> **WHAT YOU NEED TO DO**
Go through the entries below and work out how many lines include "Available"; give only that number.

[Stored dataset items]
_ _ _ _ _ _ _
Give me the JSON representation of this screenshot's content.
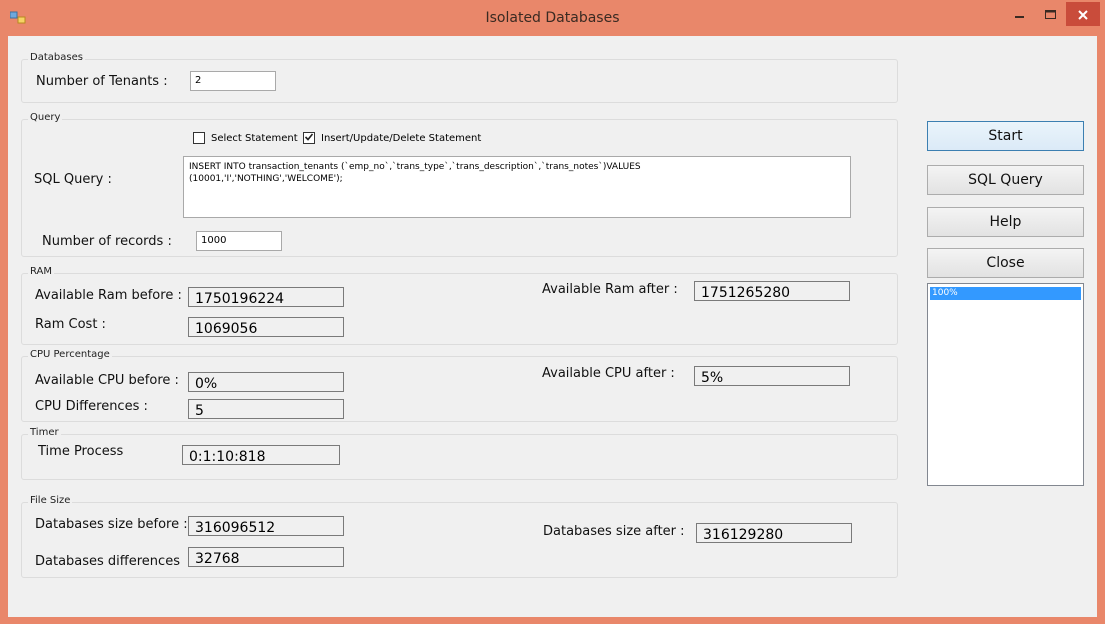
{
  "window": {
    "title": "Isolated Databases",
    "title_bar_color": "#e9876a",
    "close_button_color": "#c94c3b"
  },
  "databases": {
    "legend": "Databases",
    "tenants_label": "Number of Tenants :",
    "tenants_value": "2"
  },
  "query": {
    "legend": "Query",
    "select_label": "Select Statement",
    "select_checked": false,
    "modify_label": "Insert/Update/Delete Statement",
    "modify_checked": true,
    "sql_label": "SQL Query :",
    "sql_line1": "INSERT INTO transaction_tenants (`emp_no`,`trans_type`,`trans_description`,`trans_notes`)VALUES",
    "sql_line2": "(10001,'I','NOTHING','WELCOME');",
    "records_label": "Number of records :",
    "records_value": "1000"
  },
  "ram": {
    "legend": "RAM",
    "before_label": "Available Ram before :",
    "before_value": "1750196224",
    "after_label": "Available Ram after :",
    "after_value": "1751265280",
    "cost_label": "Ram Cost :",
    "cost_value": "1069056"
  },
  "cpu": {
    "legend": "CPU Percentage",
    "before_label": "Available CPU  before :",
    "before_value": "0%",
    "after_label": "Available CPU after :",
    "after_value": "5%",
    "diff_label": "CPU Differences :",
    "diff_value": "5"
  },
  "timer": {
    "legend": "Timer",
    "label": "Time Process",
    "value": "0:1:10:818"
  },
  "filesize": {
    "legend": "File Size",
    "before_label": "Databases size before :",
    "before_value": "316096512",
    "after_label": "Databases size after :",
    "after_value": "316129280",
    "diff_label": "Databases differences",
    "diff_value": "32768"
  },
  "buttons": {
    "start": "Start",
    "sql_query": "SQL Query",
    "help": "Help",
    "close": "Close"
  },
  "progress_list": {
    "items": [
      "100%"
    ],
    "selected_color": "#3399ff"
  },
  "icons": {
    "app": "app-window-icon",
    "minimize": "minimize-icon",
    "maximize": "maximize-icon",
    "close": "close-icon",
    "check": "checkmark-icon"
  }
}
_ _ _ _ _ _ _
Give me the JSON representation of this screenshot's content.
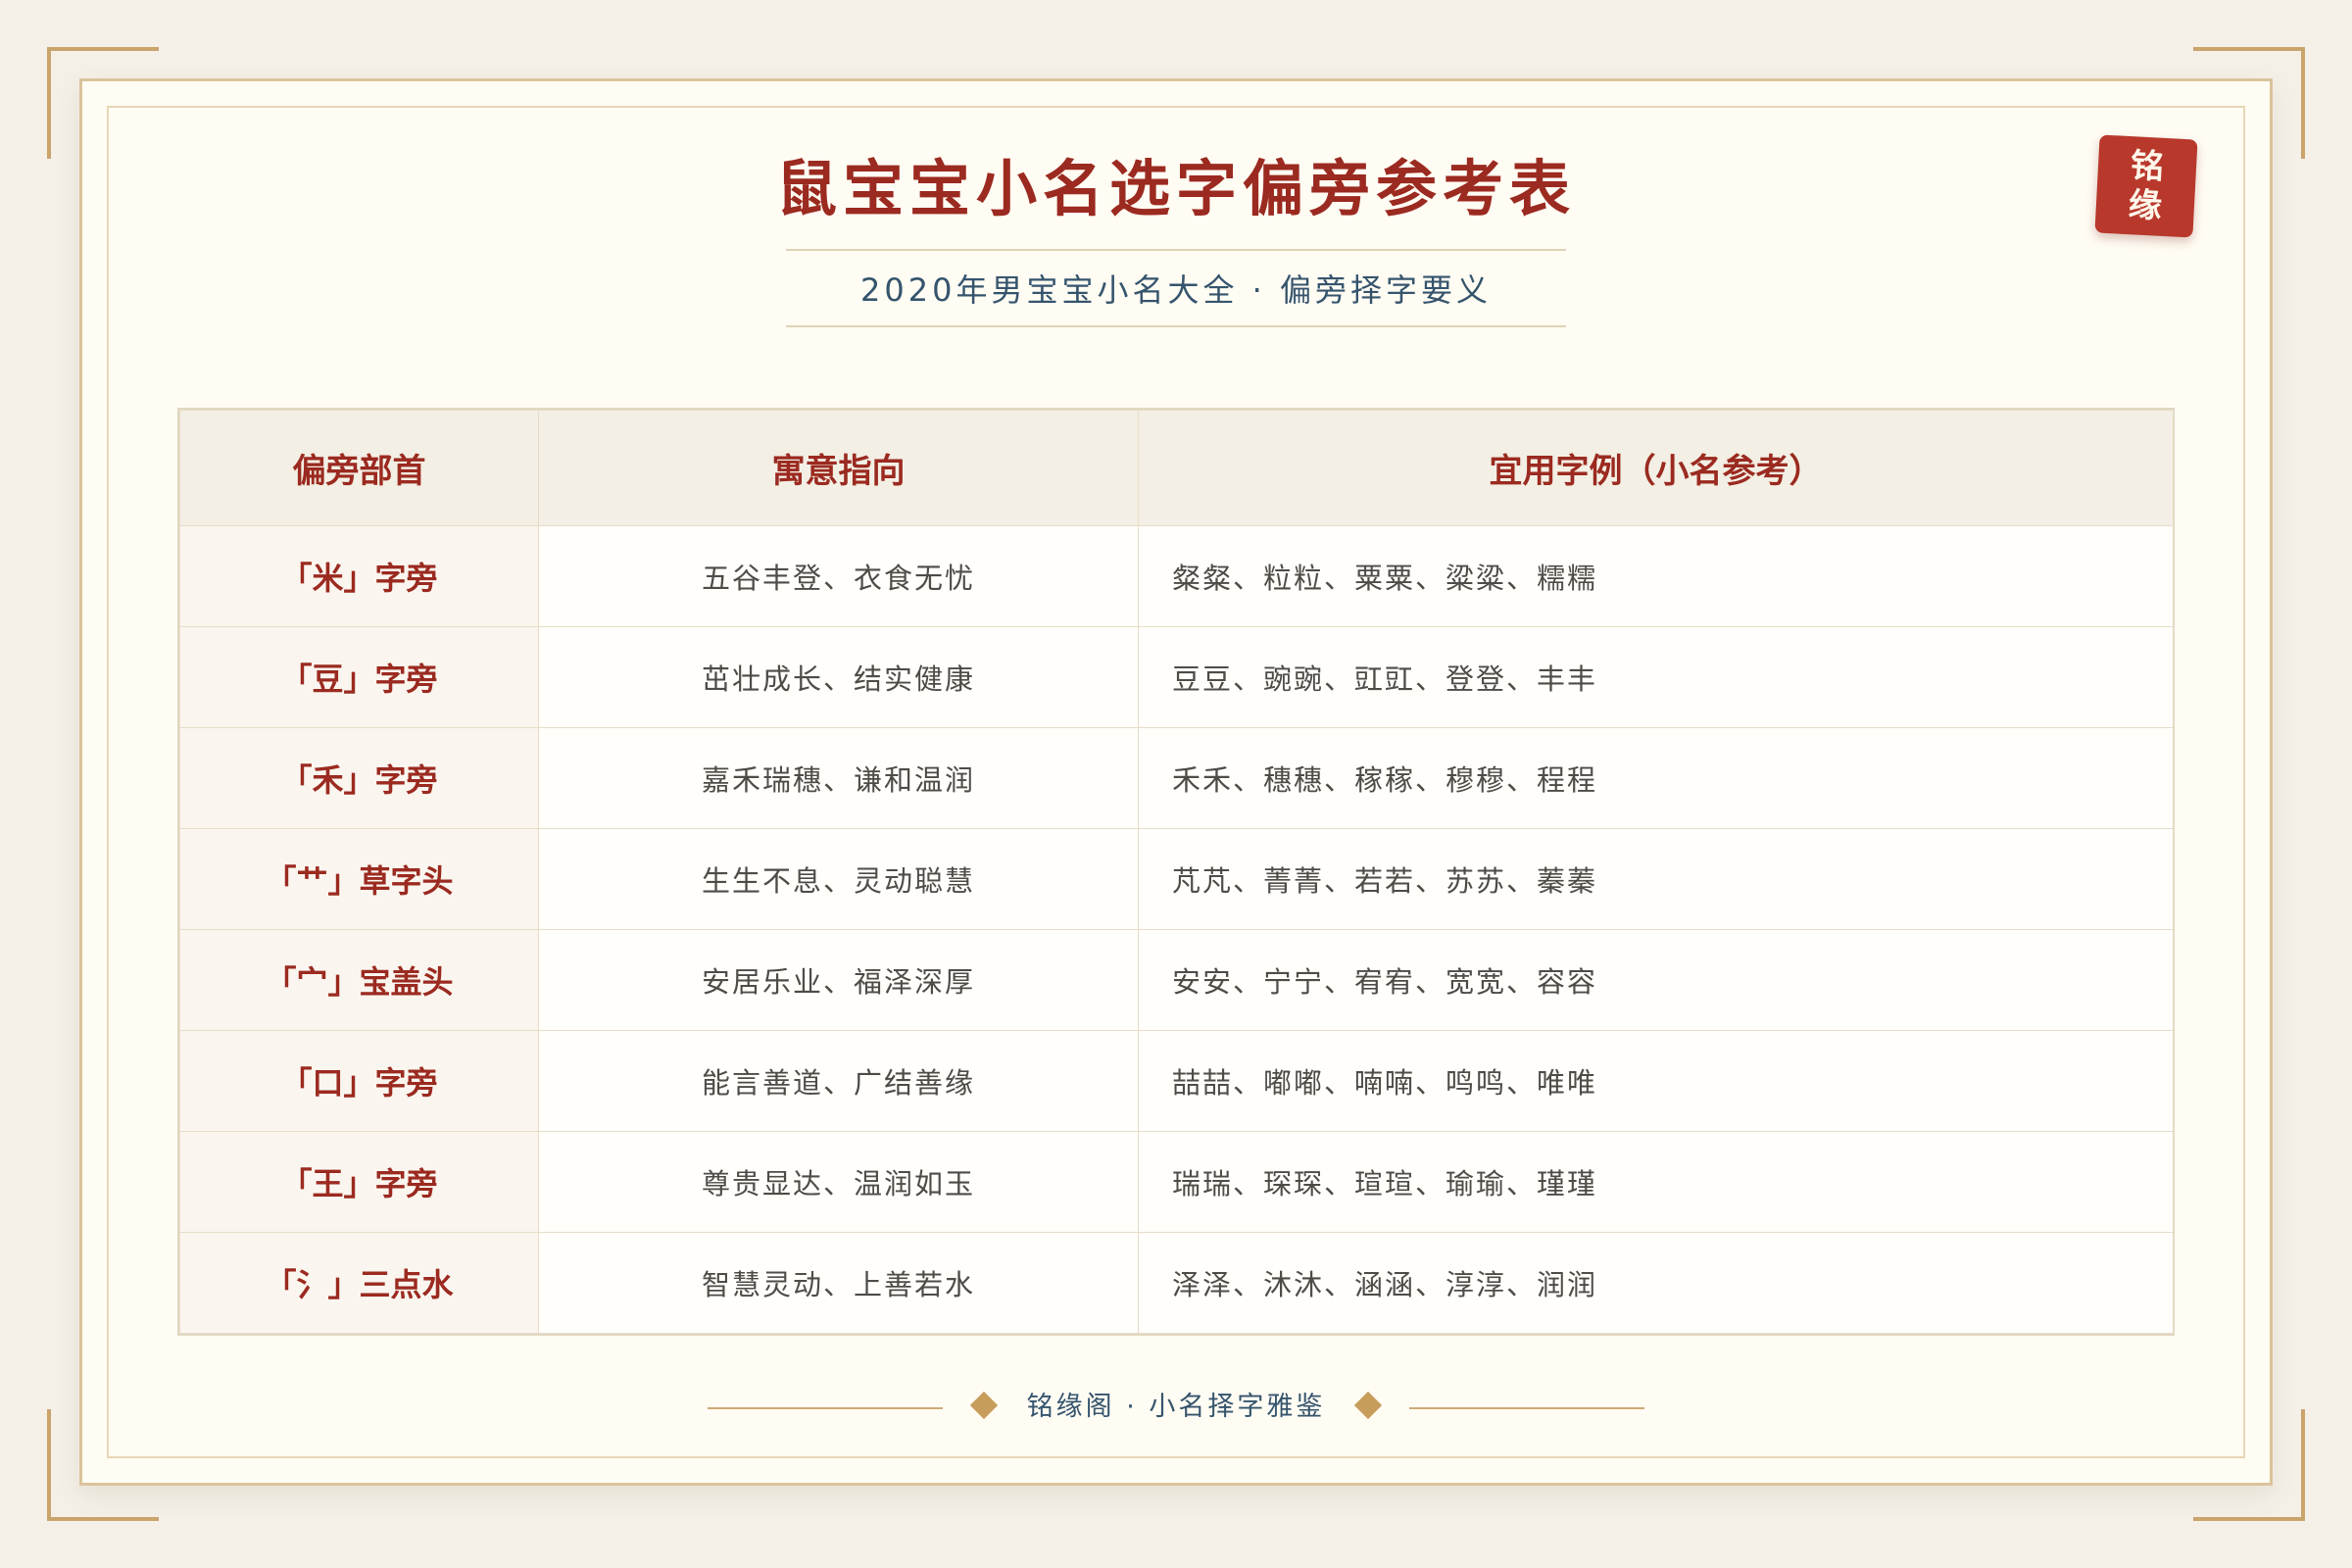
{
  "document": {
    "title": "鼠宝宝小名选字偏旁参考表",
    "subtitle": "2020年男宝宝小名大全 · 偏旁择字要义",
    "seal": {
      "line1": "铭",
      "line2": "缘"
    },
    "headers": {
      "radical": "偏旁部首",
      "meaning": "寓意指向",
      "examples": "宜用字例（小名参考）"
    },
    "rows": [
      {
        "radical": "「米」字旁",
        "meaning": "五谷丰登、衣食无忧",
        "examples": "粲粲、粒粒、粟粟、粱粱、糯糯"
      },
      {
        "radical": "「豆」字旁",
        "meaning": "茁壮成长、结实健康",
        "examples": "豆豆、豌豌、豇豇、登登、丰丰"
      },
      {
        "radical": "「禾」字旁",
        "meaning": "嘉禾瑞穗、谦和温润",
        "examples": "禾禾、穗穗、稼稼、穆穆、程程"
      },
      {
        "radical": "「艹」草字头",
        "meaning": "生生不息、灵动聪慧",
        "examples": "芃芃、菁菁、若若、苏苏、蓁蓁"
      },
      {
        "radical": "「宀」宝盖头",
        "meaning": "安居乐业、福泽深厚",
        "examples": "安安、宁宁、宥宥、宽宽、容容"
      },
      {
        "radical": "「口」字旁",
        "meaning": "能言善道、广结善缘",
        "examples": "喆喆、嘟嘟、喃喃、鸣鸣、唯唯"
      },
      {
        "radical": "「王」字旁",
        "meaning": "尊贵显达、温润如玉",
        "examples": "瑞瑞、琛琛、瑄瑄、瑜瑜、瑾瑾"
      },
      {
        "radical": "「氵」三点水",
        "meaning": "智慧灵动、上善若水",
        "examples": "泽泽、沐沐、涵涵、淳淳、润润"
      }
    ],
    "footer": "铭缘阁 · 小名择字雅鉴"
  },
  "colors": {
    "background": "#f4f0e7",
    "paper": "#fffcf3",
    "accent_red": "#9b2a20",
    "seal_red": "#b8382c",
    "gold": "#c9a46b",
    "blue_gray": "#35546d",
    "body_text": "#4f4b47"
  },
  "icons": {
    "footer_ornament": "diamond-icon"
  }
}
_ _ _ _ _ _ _
> **PROBLEM SOLUTION**
4